I’m tired of watching children perish. I’m tired of watching the world grind up gentle people. I’m tired of outliving those I shouldn’t be outliving. I’ve made books my life because they let me escape this world of cruelty and savagery. I needed to say that out loud to somebody other than my cats. Please take care of yourselves, my young friends.
What happens: Dill’s dad is a grade-A nut job. He’s a former Pentecostal preacher currently serving jail time for possession of child pornography. Dill’s mom works constantly to make ends meet and is basically absent from his life. It’s Dill’s friends, Lydia and Travis, who help him get through life in a tragically small southern town. But their lives aren’t perfect either. Lydia is destined for the big city fashonista life and Travis is a fantasy nerd who carries a staff everywhere he goes. He also has a bad home life. This book is a little hard to sum up because it’s so character driven. Some things happen but the meat of the book is in the relationships that exist between the characters.

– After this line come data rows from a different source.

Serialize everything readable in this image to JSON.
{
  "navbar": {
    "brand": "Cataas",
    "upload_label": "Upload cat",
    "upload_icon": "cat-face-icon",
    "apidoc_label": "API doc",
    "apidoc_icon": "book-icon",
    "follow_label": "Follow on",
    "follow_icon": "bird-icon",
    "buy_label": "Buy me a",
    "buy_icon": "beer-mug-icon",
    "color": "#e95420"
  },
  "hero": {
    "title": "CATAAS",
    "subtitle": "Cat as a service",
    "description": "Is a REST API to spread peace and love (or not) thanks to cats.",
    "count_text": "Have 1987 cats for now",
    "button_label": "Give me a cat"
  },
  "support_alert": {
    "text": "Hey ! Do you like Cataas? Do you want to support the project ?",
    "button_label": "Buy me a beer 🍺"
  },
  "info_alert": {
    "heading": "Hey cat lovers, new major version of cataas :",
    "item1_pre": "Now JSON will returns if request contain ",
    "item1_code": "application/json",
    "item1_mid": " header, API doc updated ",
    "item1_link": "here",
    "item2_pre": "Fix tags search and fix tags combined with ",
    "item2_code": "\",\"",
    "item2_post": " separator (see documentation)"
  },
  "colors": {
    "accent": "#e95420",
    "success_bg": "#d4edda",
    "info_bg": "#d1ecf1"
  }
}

The good: I grew up in East Tennessee not far from where this book takes place. Although the town in the book is fictional, it could just as easily be set in the town where I spent 4th-6th grade (Rockwood, in case you’re wondering) and it reminds me a lot (like, a lot a lot) of a little town called Sparta. Anyway, this book is very easy for me to relate to. That said, I don’t think you had to have grown up in this area of the country to connect with. There’s something here for everyone. Have a parent or a family with a weird legacy that you’re trying to outrun? Check! Do you feel like you’re destined for much more greatness than your small hometown has to offer you? Check! Are you a little weird and find it easier to connect with friends on the internet than people in your day to day life? Check! We’ve got the rich kids with stable families, the poor kids with very unstable home lives, and those who fall somewhere in between with dark secrets that nobody sees. We have people who have done very bad things and people who do very good things. I think there’s something for everyone in this book.

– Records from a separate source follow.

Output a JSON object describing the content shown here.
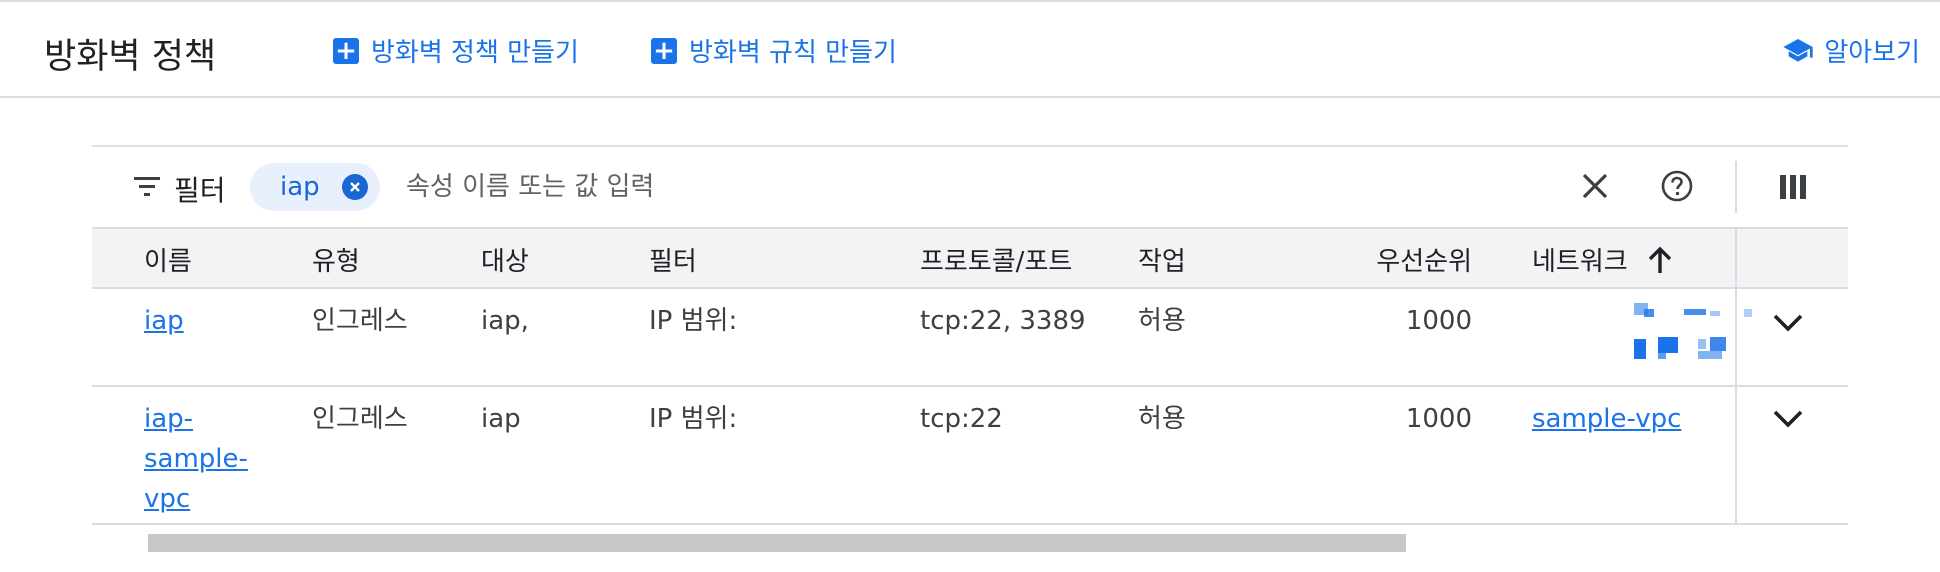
{
  "header": {
    "title": "방화벽 정책",
    "create_policy": "방화벽 정책 만들기",
    "create_rule": "방화벽 규칙 만들기",
    "learn": "알아보기"
  },
  "filter": {
    "label": "필터",
    "chip": "iap",
    "placeholder": "속성 이름 또는 값 입력"
  },
  "table": {
    "headers": {
      "name": "이름",
      "type": "유형",
      "target": "대상",
      "filter": "필터",
      "protocol": "프로토콜/포트",
      "action": "작업",
      "priority": "우선순위",
      "network": "네트워크"
    },
    "rows": [
      {
        "name": "iap",
        "type": "인그레스",
        "target": "iap,",
        "filter": "IP 범위:",
        "protocol": "tcp:22, 3389",
        "action": "허용",
        "priority": "1000",
        "network": ""
      },
      {
        "name_lines": [
          "iap-",
          "sample-",
          "vpc"
        ],
        "type": "인그레스",
        "target": "iap",
        "filter": "IP 범위:",
        "protocol": "tcp:22",
        "action": "허용",
        "priority": "1000",
        "network": "sample-vpc"
      }
    ]
  },
  "icons": {
    "add": "plus-box-icon",
    "learn": "school-cap-icon",
    "filter": "filter-lines-icon",
    "chip_remove": "cancel-circle-icon",
    "clear": "close-icon",
    "help": "help-circle-icon",
    "columns": "column-view-icon",
    "sort": "arrow-up-icon",
    "expand": "chevron-down-icon"
  },
  "colors": {
    "accent": "#1a73e8",
    "chip_bg": "#e8f0fe",
    "header_bg": "#f1f3f4",
    "border": "#dadce0"
  }
}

The not so good: This is harder for me to answer. When I finished the book, I immediately went to Goodreads and slammed down a 5 star rating. But the more I thought about it and the further removed from my initial emotional response, the more I realized that the book, as great as it is, has some flaws. It’s okay, pretty much all books do! My main issues with the book stem from its pacing. There are a few points in the novel at which I felt like things were going a little too slow and then parts that I felt were rushed. There were also some plot points that felt like they were only introduced to serve as a bridge to a later plot point and didn’t actually add much to the story. I think this is likely due to the fact that this is Zentner’s first novel.

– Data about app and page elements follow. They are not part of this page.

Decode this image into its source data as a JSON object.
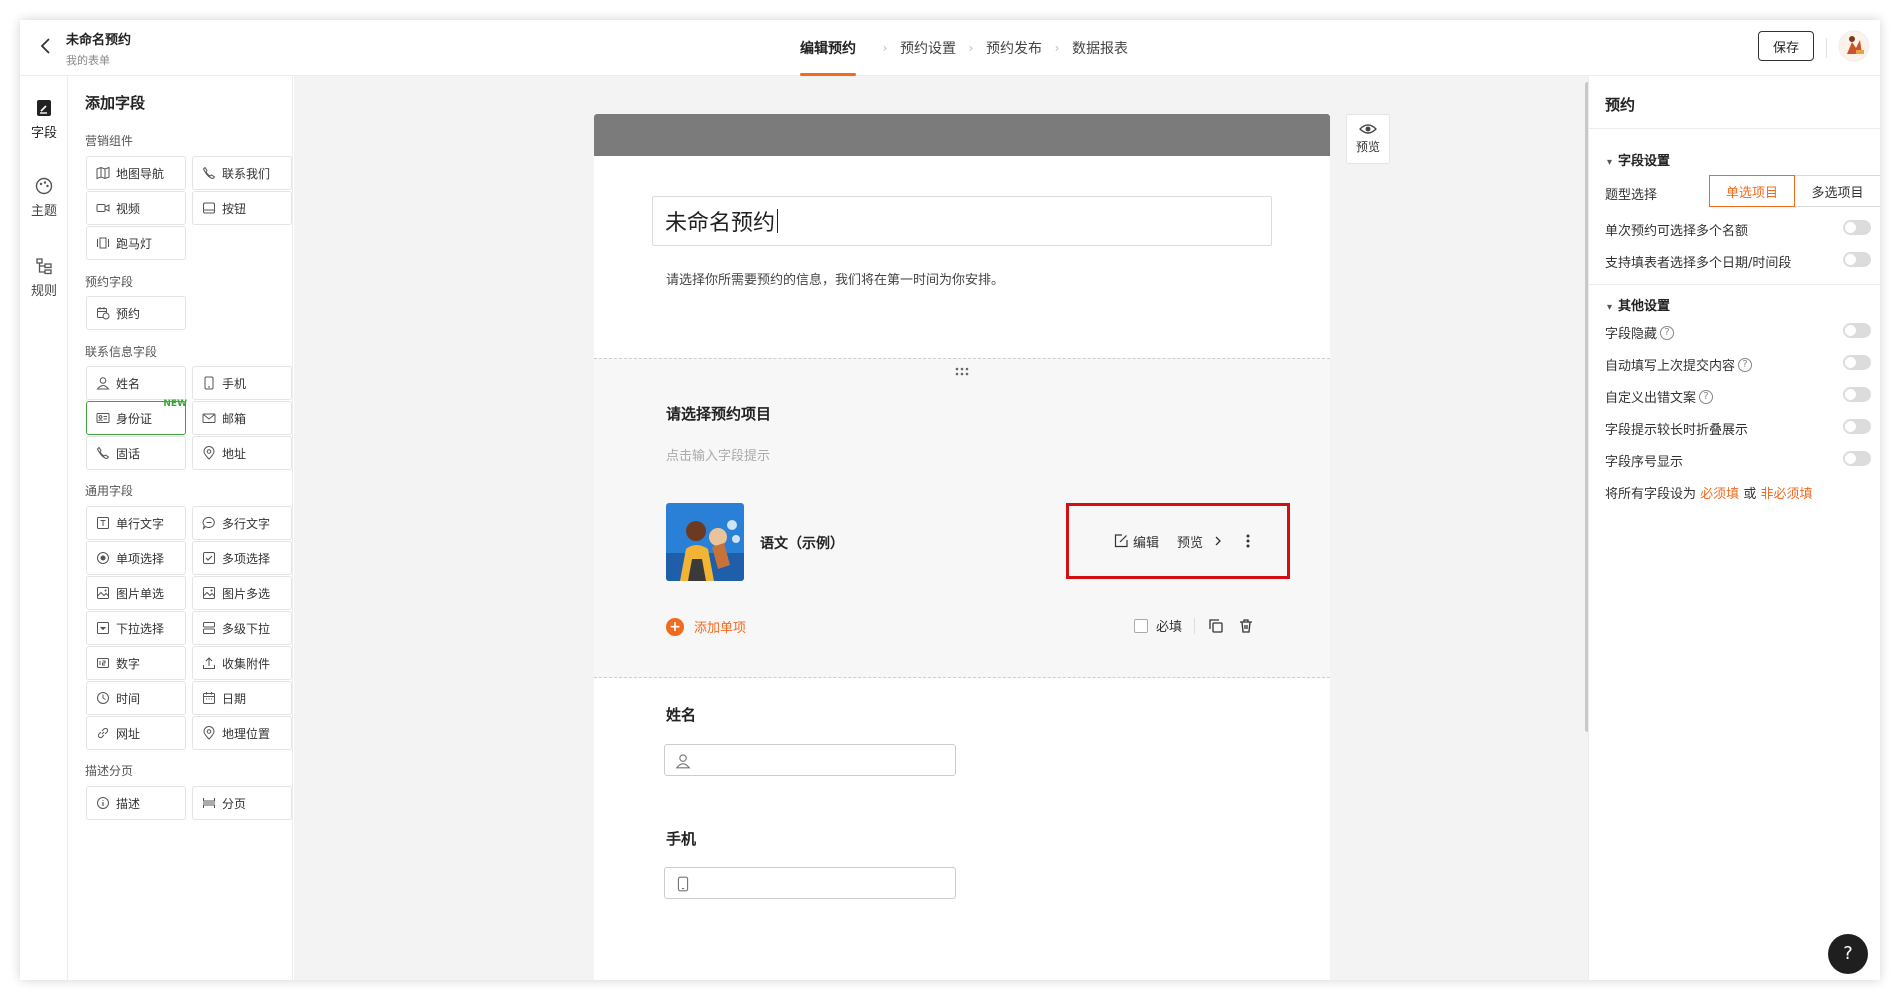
{
  "header": {
    "title": "未命名预约",
    "subtitle": "我的表单",
    "steps": [
      "编辑预约",
      "预约设置",
      "预约发布",
      "数据报表"
    ],
    "save_label": "保存"
  },
  "leftnav": {
    "items": [
      "字段",
      "主题",
      "规则"
    ]
  },
  "panel": {
    "title": "添加字段",
    "sections": {
      "marketing": {
        "title": "营销组件",
        "items": [
          "地图导航",
          "联系我们",
          "视频",
          "按钮",
          "跑马灯"
        ]
      },
      "booking": {
        "title": "预约字段",
        "items": [
          "预约"
        ]
      },
      "contact": {
        "title": "联系信息字段",
        "items": [
          "姓名",
          "手机",
          "身份证",
          "邮箱",
          "固话",
          "地址"
        ],
        "new_badge": "NEW"
      },
      "general": {
        "title": "通用字段",
        "items": [
          "单行文字",
          "多行文字",
          "单项选择",
          "多项选择",
          "图片单选",
          "图片多选",
          "下拉选择",
          "多级下拉",
          "数字",
          "收集附件",
          "时间",
          "日期",
          "网址",
          "地理位置"
        ]
      },
      "desc": {
        "title": "描述分页",
        "items": [
          "描述",
          "分页"
        ]
      }
    }
  },
  "form": {
    "title": "未命名预约",
    "description": "请选择你所需要预约的信息，我们将在第一时间为你安排。",
    "field": {
      "title": "请选择预约项目",
      "hint": "点击输入字段提示",
      "option_label": "语文（示例）",
      "edit_label": "编辑",
      "preview_label": "预览",
      "add_item_label": "添加单项",
      "required_label": "必填"
    },
    "name_label": "姓名",
    "phone_label": "手机"
  },
  "preview_label": "预览",
  "right_panel": {
    "title": "预约",
    "field_settings": {
      "title": "字段设置",
      "type_label": "题型选择",
      "type_options": [
        "单选项目",
        "多选项目"
      ],
      "selected_type": "单选项目",
      "toggles": [
        {
          "label": "单次预约可选择多个名额",
          "on": false
        },
        {
          "label": "支持填表者选择多个日期/时间段",
          "on": false
        }
      ]
    },
    "other_settings": {
      "title": "其他设置",
      "toggles": [
        {
          "label": "字段隐藏",
          "on": false
        },
        {
          "label": "自动填写上次提交内容",
          "on": false
        },
        {
          "label": "自定义出错文案",
          "on": false
        },
        {
          "label": "字段提示较长时折叠展示",
          "on": false
        },
        {
          "label": "字段序号显示",
          "on": false
        }
      ],
      "bulk_text": "将所有字段设为",
      "bulk_required": "必须填",
      "bulk_or": "或",
      "bulk_optional": "非必须填"
    }
  },
  "help_label": "?",
  "colors": {
    "accent": "#f26b1d",
    "highlight": "#d40f14",
    "banner": "#7b7b7b",
    "new_badge": "#3fa33c"
  }
}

Rating: 4.75/5 stars.
Citation: Zentner, Jeff. The Serpent King. Crown Books for Young Readers, 2016.